These positions have already been ruled out by NATO, which is expected at its July summit in Madrid to invite Poland, Hungary and the Czech Republic to become members two years from now.

Russian leaders, including President Boris Yeltsin and many nationalists and Communists, have denounced the expansion plans from the start. But over the last year, there has been a growing realization here that expansion is inevitable, despite Russia's objections. In response, Russia has tried floating trial balloons - creation of a nuclear-free zone in Central Europe, for example - but none have been acceptable to the West.

But Chernomyrdin's expressions of alarm, delivered against the backdrop of Yeltsin's continuing ill health and intense political maneuvering in Moscow, also seemed to reflect a genuine concern that Washington and other Western capitals have not grasped the potential damage he said the NATO debate could do to the already weakened Russian government.

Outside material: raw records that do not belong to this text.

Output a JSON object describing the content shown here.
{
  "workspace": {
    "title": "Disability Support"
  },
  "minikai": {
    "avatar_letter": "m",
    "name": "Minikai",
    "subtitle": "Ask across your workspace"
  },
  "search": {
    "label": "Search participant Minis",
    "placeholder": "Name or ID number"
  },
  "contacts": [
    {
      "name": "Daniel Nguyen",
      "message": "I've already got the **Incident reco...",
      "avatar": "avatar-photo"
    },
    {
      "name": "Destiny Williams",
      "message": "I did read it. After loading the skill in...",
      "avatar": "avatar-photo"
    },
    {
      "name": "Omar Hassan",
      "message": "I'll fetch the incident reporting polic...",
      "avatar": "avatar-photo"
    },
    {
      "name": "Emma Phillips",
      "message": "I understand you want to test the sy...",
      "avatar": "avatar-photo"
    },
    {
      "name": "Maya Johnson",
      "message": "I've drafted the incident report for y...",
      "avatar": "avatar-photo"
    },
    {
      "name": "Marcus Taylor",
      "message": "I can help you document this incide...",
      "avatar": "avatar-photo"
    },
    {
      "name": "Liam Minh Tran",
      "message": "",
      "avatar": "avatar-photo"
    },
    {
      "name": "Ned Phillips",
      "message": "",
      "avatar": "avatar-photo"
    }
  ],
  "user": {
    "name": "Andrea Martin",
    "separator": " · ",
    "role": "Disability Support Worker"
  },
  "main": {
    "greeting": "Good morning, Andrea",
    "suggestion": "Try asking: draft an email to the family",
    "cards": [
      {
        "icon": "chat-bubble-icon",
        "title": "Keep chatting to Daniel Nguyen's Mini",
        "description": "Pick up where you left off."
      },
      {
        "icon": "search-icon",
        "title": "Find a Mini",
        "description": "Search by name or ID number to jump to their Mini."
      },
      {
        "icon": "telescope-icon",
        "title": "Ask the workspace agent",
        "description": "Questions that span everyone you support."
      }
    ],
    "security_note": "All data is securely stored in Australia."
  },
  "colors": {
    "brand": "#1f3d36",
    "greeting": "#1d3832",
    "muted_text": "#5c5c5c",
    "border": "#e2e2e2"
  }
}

Chernomyrdin, who normally sees Gore twice a year for narrowly-focused sessions on trade, investment and science, portrayed the U.S.-Russian relationship at a significant turning point. He suggested that failure to resolve the NATO expansion issue by the time Clinton and Yeltsin are scheduled to meet in March could lead to a Russia increasingly swayed by ultranationalists "and the tanks will be rolling out" of now inactive factories.